### What to do
Output the entries that follow, word for word.

##############################

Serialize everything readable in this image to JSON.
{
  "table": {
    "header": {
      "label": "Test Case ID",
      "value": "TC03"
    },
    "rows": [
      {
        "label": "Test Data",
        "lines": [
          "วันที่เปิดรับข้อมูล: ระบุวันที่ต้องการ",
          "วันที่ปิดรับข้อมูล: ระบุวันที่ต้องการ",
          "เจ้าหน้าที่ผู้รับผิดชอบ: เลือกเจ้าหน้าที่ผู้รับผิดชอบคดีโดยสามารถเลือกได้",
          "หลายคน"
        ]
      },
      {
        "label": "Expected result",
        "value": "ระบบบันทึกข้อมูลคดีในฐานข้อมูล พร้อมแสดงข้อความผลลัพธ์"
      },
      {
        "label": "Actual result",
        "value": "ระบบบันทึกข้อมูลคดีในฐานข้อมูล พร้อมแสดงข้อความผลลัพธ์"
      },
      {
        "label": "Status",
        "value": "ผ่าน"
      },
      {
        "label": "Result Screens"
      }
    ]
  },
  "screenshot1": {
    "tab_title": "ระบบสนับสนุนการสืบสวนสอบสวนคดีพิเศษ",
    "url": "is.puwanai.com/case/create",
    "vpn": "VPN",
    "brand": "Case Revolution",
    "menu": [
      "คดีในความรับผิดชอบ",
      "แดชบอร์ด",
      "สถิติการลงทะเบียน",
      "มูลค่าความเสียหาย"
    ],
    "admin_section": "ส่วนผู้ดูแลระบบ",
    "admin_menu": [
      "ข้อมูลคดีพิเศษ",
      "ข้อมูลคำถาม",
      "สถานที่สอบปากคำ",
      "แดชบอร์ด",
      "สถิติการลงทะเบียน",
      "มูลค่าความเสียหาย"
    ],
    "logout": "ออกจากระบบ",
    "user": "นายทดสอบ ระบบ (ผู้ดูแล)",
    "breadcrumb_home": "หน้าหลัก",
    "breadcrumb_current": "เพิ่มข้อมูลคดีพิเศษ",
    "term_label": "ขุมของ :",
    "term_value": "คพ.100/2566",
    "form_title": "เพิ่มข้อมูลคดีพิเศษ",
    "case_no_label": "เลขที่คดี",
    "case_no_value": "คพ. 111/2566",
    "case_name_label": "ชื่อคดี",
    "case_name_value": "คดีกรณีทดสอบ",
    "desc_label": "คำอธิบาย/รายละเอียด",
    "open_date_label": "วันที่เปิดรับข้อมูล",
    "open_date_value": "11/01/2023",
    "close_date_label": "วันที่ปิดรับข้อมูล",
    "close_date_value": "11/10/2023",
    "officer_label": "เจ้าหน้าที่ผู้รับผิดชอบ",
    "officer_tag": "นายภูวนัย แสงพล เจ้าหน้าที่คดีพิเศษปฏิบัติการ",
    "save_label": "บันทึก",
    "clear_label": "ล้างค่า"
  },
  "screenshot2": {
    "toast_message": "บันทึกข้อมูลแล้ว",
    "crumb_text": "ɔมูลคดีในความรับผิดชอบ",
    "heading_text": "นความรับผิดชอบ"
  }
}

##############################

### Result of the task
Serialize everything readable in this image to JSON.
{
  "table": {
    "header": {
      "label": "Test Case ID",
      "value": "TC03"
    },
    "rows": [
      {
        "label": "Test Data",
        "lines": [
          "วันที่เปิดรับข้อมูล: ระบุวันที่ต้องการ",
          "วันที่ปิดรับข้อมูล: ระบุวันที่ต้องการ",
          "เจ้าหน้าที่ผู้รับผิดชอบ: เลือกเจ้าหน้าที่ผู้รับผิดชอบคดีโดยสามารถเลือกได้",
          "หลายคน"
        ]
      },
      {
        "label": "Expected result",
        "value": "ระบบบันทึกข้อมูลคดีในฐานข้อมูล พร้อมแสดงข้อความผลลัพธ์"
      },
      {
        "label": "Actual result",
        "value": "ระบบบันทึกข้อมูลคดีในฐานข้อมูล พร้อมแสดงข้อความผลลัพธ์"
      },
      {
        "label": "Status",
        "value": "ผ่าน"
      },
      {
        "label": "Result Screens"
      }
    ]
  },
  "screenshot1": {
    "tab_title": "ระบบสนับสนุนการสืบสวนสอบสวนคดีพิเศษ",
    "url": "is.puwanai.com/case/create",
    "vpn": "VPN",
    "brand": "Case Revolution",
    "menu": [
      "คดีในความรับผิดชอบ",
      "แดชบอร์ด",
      "สถิติการลงทะเบียน",
      "มูลค่าความเสียหาย"
    ],
    "admin_section": "ส่วนผู้ดูแลระบบ",
    "admin_menu": [
      "ข้อมูลคดีพิเศษ",
      "ข้อมูลคำถาม",
      "สถานที่สอบปากคำ",
      "แดชบอร์ด",
      "สถิติการลงทะเบียน",
      "มูลค่าความเสียหาย"
    ],
    "logout": "ออกจากระบบ",
    "user": "นายทดสอบ ระบบ (ผู้ดูแล)",
    "breadcrumb_home": "หน้าหลัก",
    "breadcrumb_current": "เพิ่มข้อมูลคดีพิเศษ",
    "term_label": "ขุมของ :",
    "term_value": "คพ.100/2566",
    "form_title": "เพิ่มข้อมูลคดีพิเศษ",
    "case_no_label": "เลขที่คดี",
    "case_no_value": "คพ. 111/2566",
    "case_name_label": "ชื่อคดี",
    "case_name_value": "คดีกรณีทดสอบ",
    "desc_label": "คำอธิบาย/รายละเอียด",
    "open_date_label": "วันที่เปิดรับข้อมูล",
    "open_date_value": "11/01/2023",
    "close_date_label": "วันที่ปิดรับข้อมูล",
    "close_date_value": "11/10/2023",
    "officer_label": "เจ้าหน้าที่ผู้รับผิดชอบ",
    "officer_tag": "นายภูวนัย แสงพล เจ้าหน้าที่คดีพิเศษปฏิบัติการ",
    "save_label": "บันทึก",
    "clear_label": "ล้างค่า"
  },
  "screenshot2": {
    "toast_message": "บันทึกข้อมูลแล้ว",
    "crumb_text": "ɔมูลคดีในความรับผิดชอบ",
    "heading_text": "นความรับผิดชอบ"
  }
}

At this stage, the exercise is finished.